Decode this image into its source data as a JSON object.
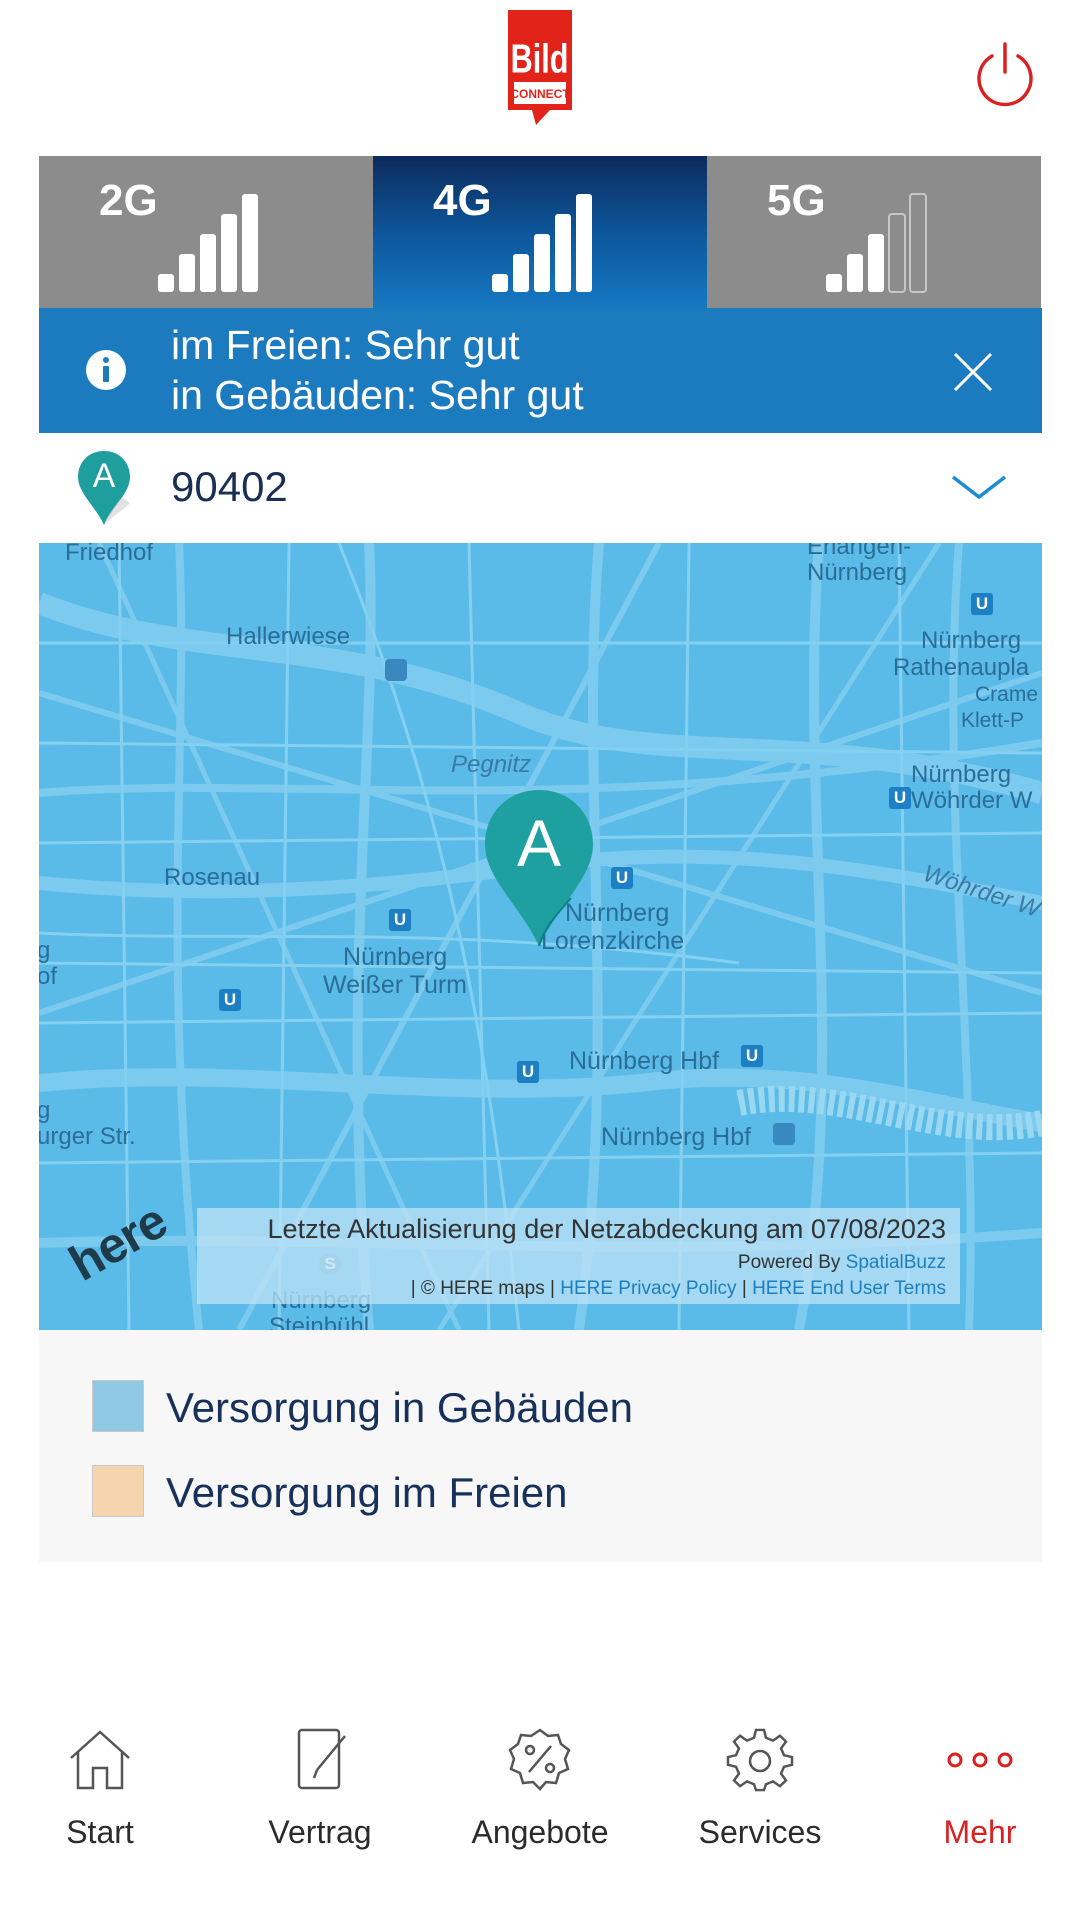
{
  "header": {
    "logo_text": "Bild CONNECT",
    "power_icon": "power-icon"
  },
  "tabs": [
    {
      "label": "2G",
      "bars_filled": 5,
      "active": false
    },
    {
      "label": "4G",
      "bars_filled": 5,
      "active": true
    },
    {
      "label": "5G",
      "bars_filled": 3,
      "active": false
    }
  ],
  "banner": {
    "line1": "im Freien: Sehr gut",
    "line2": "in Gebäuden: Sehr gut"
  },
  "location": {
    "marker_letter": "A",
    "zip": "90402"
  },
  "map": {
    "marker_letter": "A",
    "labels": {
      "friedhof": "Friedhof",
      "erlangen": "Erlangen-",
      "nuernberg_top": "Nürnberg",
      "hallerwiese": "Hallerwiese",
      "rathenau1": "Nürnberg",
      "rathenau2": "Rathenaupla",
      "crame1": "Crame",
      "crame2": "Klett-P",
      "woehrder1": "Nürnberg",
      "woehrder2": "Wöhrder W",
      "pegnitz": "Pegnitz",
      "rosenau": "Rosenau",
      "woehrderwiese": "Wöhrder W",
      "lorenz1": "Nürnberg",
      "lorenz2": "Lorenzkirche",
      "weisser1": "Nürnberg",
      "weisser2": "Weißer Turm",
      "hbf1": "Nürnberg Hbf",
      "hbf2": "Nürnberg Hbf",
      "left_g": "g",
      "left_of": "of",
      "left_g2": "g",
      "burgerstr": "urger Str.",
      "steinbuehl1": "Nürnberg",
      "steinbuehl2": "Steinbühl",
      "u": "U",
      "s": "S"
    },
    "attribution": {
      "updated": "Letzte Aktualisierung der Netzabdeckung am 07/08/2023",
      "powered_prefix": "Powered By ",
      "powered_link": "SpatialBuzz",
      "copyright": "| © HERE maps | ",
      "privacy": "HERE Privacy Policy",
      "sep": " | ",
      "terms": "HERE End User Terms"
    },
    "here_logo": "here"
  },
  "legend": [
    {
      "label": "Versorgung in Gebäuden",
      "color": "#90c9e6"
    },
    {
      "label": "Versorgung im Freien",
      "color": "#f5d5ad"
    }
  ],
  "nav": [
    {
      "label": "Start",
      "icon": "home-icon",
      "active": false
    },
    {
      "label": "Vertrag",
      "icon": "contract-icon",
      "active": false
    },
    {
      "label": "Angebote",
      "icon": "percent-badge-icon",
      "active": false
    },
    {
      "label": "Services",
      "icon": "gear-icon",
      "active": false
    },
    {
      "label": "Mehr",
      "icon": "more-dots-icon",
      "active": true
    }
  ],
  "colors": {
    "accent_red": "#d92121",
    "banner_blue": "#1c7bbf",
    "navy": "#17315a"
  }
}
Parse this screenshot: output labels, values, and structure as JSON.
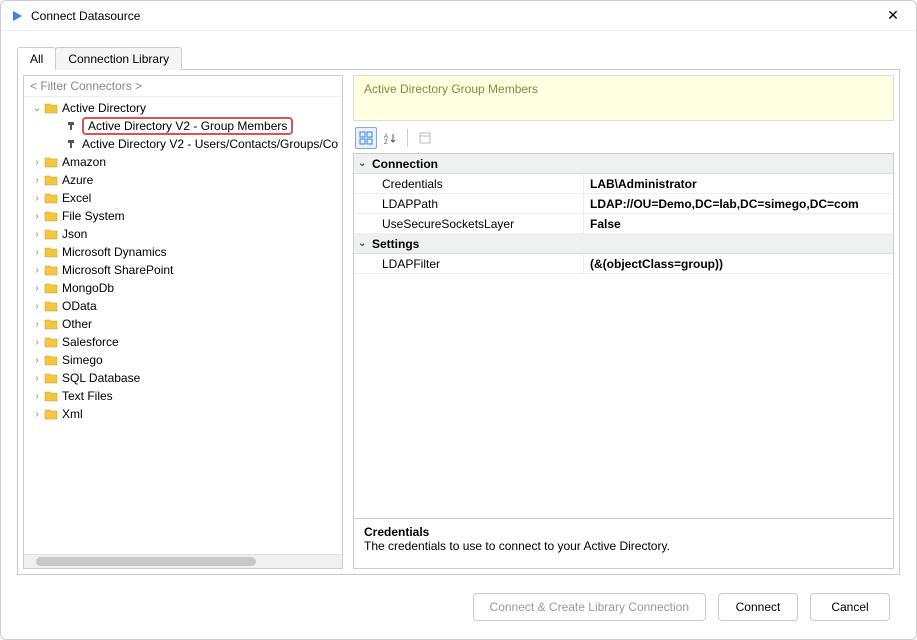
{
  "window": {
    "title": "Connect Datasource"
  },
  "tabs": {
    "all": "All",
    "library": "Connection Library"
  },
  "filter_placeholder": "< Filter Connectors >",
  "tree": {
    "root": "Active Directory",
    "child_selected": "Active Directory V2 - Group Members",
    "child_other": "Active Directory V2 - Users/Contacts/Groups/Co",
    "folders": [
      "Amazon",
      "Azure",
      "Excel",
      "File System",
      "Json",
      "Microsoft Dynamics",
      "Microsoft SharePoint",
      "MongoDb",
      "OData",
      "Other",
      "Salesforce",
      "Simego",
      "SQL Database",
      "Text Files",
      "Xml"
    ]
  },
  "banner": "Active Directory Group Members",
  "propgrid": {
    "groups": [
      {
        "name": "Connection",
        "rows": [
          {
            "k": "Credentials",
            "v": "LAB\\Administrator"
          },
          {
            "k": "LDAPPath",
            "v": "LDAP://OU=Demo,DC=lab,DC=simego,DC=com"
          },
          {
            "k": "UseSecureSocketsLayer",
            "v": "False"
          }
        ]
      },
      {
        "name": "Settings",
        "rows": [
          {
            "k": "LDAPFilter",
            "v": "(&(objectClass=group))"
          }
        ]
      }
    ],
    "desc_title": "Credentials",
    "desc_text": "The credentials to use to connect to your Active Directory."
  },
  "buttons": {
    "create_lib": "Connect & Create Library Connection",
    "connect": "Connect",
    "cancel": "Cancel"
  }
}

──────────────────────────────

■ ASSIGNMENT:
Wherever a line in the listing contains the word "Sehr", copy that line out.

■ ANSWER SPACE:
    "line1": "im Freien: Sehr gut",
    "line2": "in Gebäuden: Sehr gut"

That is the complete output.